Rainy day activities for a dog-friendly holiday in the UK
5 minute read
Visit a castle
From the downs of Sussex to the Highlands of Scotland, and all the way out to Anglesey in Wales, there are castles aplenty across the UK – and many of them are dog friendly. In Wales, the majority of the Cadw sites are dog friendly and your pet can wander around the ground floor areas of its vast and impressive castles, exploring dungeons and drawbridges as the drizzle sets in outside. English Heritage also has a series of dog-friendly castles to explore, many of which have excellent exhibitions inside where you can teach the dog about medieval defences while keeping dry. If you’re not sure whether an attraction is dog friendly, simply call ahead to ask.
Find a dog-friendly museum
Similarly to castles, it pays to call ahead to local museums if you’re looking for something to do with the dog in the dry. There are museums on everything, from pencil production in the Lake District to mining in Wales’ mountains and transport in Derbyshire where dogs are welcome alongside their humans. You might find yourself learning about the history of the Scottish Highlands and islands in Fort William at the West Highland Museum, or travelling back in time at Bygones, a museum of Victorian life in Torquay.
Take yourself to a board game café
No matter how nice your dog-friendly accommodation is, it can be a little miserable being stuck inside all day – especially if there’s no entertainment provided. Head out to a local board game café, though, and you’ll find hours of fun available with hundreds of games at your disposal. Our favourites include Thirsty Meeples in Oxford (ideal for stays at The Feathered Nest) or Bath (hello Old Dairy Barn), Chance & Counters in Bristol, and Sugar & Dice in Liverpool city centre. But there are board game cafes dotted all over the UK, and plenty of them accept dogs. If you can’t find a board game café, make your own fun with a deck of cards or your favourite board game in the local pub.
Eat your way around a food hall or market
Britain has some truly exceptional produce, from ultra-fresh seafood to carefully reared beef and beautiful veg. There are master makers all over the country, too, turning turnips into something you’ll want to write home about and making magnificent meals out of modest produce. So, while lunch needn’t always be a several-hours-long activity, on rainy days there’s nothing better than turning your gaze inwards to your stomach and hitting a local food market or food hall, where you can sample several different dishes from a number of stallholders.

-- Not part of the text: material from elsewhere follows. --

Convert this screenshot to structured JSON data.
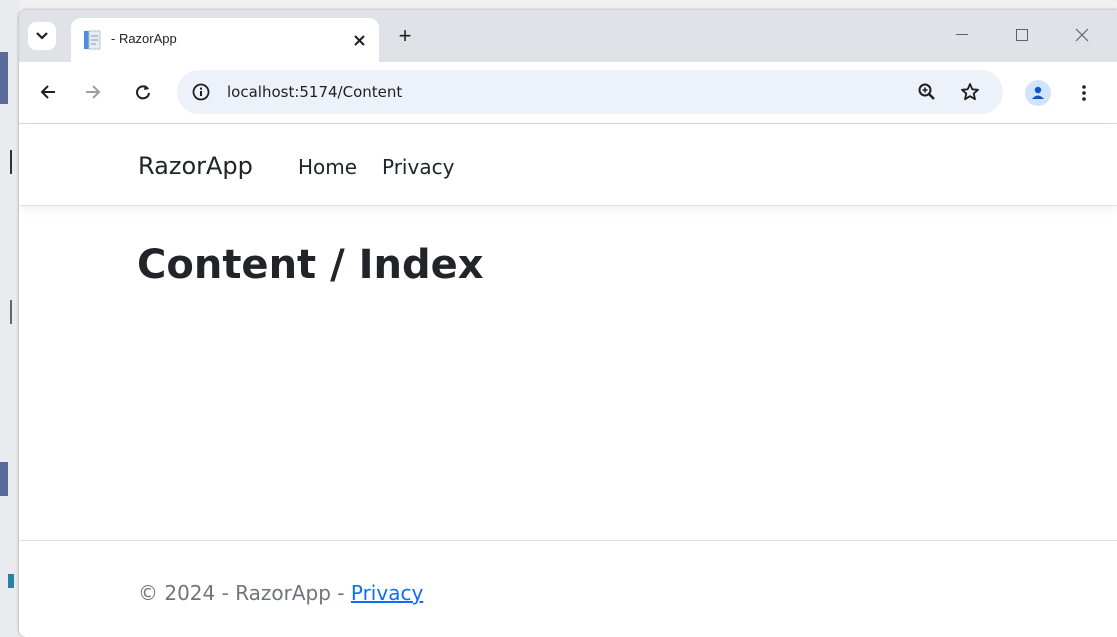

There are food halls all over the place, from Chester to London to Belfast, and if you’re in an historic town or city, look out for a Victorian market hall – these are also usually dog friendly and will harbour some excellent local producers. A few of our favourites include Edinburgh Street Food, ideal for those staying in the Wilderkin Cabin on the edge of the Pentlands, and Brecon’s Victorian market, not far from Penlan Cottage, where the butcher has a habit of chucking end-of-day, unsold steak pieces out for passing pups.
Get out on the water (or in it)
Indoor activities can sometimes be tricky to find when you’re travelling with a dog, but one of the most reliably dog friendly things to do is boating. Whether you’re in Scotland on the shores of Loch Ness or in the south of England exploring the Jurassic Coast, there are plenty of boat trips that accept dogs, and many have indoor areas in their vessels as well as outdoor seating. One of the most exciting trips you can do by boat is in Northumberland, where small ferries take visitors around the Farne Islands to see puffins, guillemots and kittiwakes cling to the rocks in summer. In Scotland, just getting to some of the Paws & Stay properties requires a boat trip: head to Dunfion or Dhunan on the Isle of Arran and you’ll need to hop on the CalMac ferry with your dog to get there.
Of course, if you and your dog are keen swimmers, you might as well get wet in the rain, so don your wetsuit and get paddling about in the local loch, lake or by the beach – Little Beach and its neighbouring shepherd’s huts are in prime position on the Dumfries & Galloway coast for such adventures, or you can stay right on the beach at Sandy Toes Beach House. Just be mindful that currents in rivers can become more dangerous with heavy rainfall. Just be mindful that currents in rivers can become more dangerous with heavy rainfall.
Go for that walk
It’s true what they say: there’s no such thing as bad weather, just bad clothing. So get yourself a decent waterproof jacket, trousers and boots, and get out there in the rain to explore! It won’t hurt you, and returning to your dog-friendly accommodation afterwards is even more rewarding if you’ve braved the rain. You’ll have earned that cuppa and piece of cake.
Woodland walks are better for keeping dry, so head to the gorgeous Galloway Forest Park in Scotland if you’re staying at Little Willow, or into the Cairngorms National Park if you’re booked into Denend Farmhouse or The Dairy. Down in Devon, walk around the well-kept paths on the estate that once belonged to Agatha Christie at Greenway (just a boat ride across the river Dart from this lovely shepherd’s hut near Dartmouth), and in Shropshire, you should brave the elements at Carding Mill Valley and the Long Mynd, a lovely walk near The Owl House.